My personal aspiration is to promote the Green Belt, because many don’t know how interesting and historically rich it is. It doesn’t just reflect the former separation of Germany – the wall was de facto a crime by the GDR on their own people. But there is also a former concentration camp (Dora Mittelbau) and two UNESCO World Culture Heritage sites along the route – the old town of Lübeck and the Oberharzer water management (Oberharzer Wasserwirtschaft). The preservation of the Green Belt is very important for the historical awareness of the Germans, especially regarding National Socialism and the Second World War. It’s mentioned too rarely that fascism under Hitler built the base for the division of Germany. Such a thing should be never repeated. Therefore, the Green Belt is also a memorial site.
These travel really changed my perspective on nature and history. It taught me that nature doesn’t really need us. It’s pretty well off alone without humans. In my opinion, the Green Belt should be put under progress conservation (more see grey box below). This is a nature protection strategy from the forest industry where humans don’t intervene into the natural progresses of the ecosystem. We humans should become students of nature and shouldn’t try to dictate nature how it’s supposed to appear. Against this background, I share the belief with the BUND that the whole Green Belt should be protected. It has gotten to the point to be declared to a natural monument and to be integrated in the list of UNESCO World Heritage.
What are your thoughts about Slow Travel? Do you think you are a Slow Traveler?
I just learned about the term from your blog Travel Slowly. But I would think that Michael and I have been Slow Travelers for a long time. We started as long-distance runners. As runners we tried out a lot of different things. But the rush after the clock, meaning running on time, became boring for us. So, we reduced our speed. And suddenly we took in the nature around much more. Subsequently, we became hobby landscape explorers. For example, we hiked the border of Baden-Wuerttemberg, which is up-to today marked with boundary stones. We were also very amazed to learn about the changes of rocks. Our hiking let to a distance to the daily life and brought us relaxation – far away from the stress, rush and time pressure. This mindset also accompanied us during the travels along the Green Belt.
Reading tip: 28 years ago in Berlin, the GDR and FRG were separated by the Berlin Wall (1962 – 1989). If you would like to find out more about the German domestic border in the German capital, you can check out the website Chronicle of the Berlin Wall.
Lecture “Green Belt”
Walter Eberhard offers lectures about the Green Belt (in German). You can book them via the following e-mail address:
More about progress conservation by Walter Eberhard
The earth is 4.5 Billions years old. The human is changing the surface with the so-called cultivated landscape since just about around 10,000 years. Does this not raise the question how earth could be well off without humans? Nature developed its own progresses, which are just researched by humans to some extent.

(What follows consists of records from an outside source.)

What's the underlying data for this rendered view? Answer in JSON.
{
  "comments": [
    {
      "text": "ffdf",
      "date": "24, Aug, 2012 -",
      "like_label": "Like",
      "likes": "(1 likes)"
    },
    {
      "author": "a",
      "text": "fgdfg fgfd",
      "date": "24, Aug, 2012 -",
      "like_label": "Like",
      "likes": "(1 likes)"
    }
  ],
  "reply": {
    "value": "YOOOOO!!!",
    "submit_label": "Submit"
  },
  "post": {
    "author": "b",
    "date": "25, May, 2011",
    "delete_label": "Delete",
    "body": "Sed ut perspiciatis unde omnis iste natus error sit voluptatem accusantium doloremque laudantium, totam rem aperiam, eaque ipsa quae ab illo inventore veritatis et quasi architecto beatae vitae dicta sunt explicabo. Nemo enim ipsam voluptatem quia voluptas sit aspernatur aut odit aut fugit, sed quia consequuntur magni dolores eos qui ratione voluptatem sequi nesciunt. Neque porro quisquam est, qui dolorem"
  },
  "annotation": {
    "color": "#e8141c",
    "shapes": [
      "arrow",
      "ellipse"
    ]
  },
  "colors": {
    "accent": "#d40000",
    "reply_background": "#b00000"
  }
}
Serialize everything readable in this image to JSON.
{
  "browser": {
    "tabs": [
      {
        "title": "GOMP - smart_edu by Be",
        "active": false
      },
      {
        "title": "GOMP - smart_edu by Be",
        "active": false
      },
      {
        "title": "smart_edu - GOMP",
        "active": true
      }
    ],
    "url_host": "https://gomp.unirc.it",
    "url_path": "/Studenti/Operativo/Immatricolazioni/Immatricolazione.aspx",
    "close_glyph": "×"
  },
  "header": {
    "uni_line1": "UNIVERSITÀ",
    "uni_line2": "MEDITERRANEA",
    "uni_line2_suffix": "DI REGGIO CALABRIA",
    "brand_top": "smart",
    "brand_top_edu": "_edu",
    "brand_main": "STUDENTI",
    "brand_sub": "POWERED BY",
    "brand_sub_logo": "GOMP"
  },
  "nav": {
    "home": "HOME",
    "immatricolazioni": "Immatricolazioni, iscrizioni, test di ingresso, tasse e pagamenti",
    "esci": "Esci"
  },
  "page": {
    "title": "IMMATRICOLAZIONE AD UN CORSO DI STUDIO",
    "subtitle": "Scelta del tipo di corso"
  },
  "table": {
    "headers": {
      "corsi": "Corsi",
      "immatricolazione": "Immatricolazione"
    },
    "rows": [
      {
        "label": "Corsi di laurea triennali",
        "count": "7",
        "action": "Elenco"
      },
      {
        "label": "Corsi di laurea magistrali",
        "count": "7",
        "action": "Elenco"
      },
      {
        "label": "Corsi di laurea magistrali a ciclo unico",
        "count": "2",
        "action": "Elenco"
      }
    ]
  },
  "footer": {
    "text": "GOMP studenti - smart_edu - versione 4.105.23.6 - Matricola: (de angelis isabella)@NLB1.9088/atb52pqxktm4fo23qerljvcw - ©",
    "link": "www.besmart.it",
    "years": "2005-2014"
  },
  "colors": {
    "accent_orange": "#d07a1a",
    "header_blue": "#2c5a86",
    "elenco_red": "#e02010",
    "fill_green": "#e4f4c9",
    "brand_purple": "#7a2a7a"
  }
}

Due to lacking scientific findings, the idea was quite common that earth is shapable by humans at will. Let’s take for example the baroque gardens where many gardeners were working to dictate nature the humans’ will. Up to this day, in current language, wild herbs are named weeds, insects are vermin and pesticides are gently called plant protection products. The forest and field monocultures are the most extreme, as well as the morbid holding-on to environmental hostile mobility systems.

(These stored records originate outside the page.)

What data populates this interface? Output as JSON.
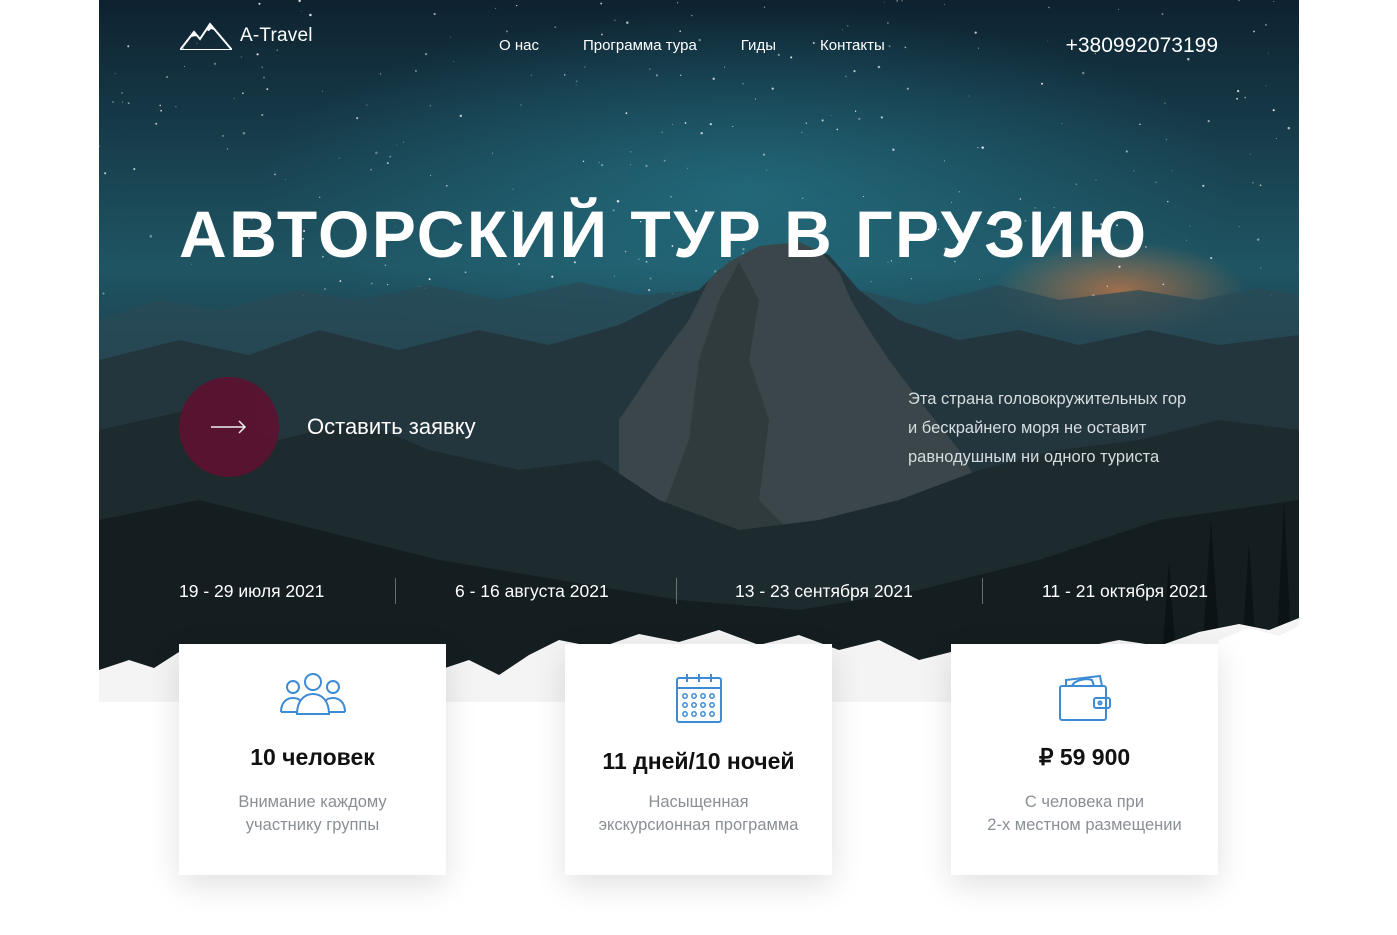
{
  "brand": {
    "name": "A-Travel",
    "logo_icon": "mountain-icon"
  },
  "nav": {
    "items": [
      {
        "label": "О нас"
      },
      {
        "label": "Программа тура"
      },
      {
        "label": "Гиды"
      },
      {
        "label": "Контакты"
      }
    ],
    "phone": "+380992073199"
  },
  "hero": {
    "title": "АВТОРСКИЙ ТУР В ГРУЗИЮ",
    "cta_label": "Оставить заявку",
    "cta_icon": "arrow-right-icon",
    "description": "Эта страна головокружительных гор и бескрайнего моря не оставит равнодушным ни одного туриста",
    "description_lines": [
      "Эта страна головокружительных гор",
      "и бескрайнего моря не оставит",
      "равнодушным ни одного туриста"
    ]
  },
  "dates": [
    "19 - 29 июля 2021",
    "6 - 16 августа 2021",
    "13 - 23 сентября 2021",
    "11 - 21 октября 2021"
  ],
  "features": [
    {
      "icon": "group-icon",
      "value": "10 человек",
      "sub": [
        "Внимание каждому",
        "участнику группы"
      ]
    },
    {
      "icon": "calendar-icon",
      "value": "11 дней/10 ночей",
      "sub": [
        "Насыщенная",
        "экскурсионная программа"
      ]
    },
    {
      "icon": "wallet-icon",
      "value": "₽ 59 900",
      "sub": [
        "С человека при",
        "2-х местном размещении"
      ]
    }
  ],
  "colors": {
    "accent": "#5c1231",
    "icon_blue": "#3d8bd4",
    "text_muted": "#8a8f96"
  }
}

Everything is focused on short-timed economic targets, mostly in large companies. This led the planet into the climate crises. Just slowly the awareness prevails that humans have to study the natural progresses to balance the unity of human and nature. This is called “progress conservation”. Only then, the climate catastrophe can be stopped.
1992, the Fourth World Congress on National Parks and Protected Areas in Caracas formulated an important thought: “Since millions of years, nature developed independent of humans. To this day, it can exist without the care of humans. There are plenty of dynamic progresses constantly in natural cohabitation.”
 Bibelriether, Hans (2017): Natur Natur sein lassen, Freyung, p. 135.
Article by Anika Neugart.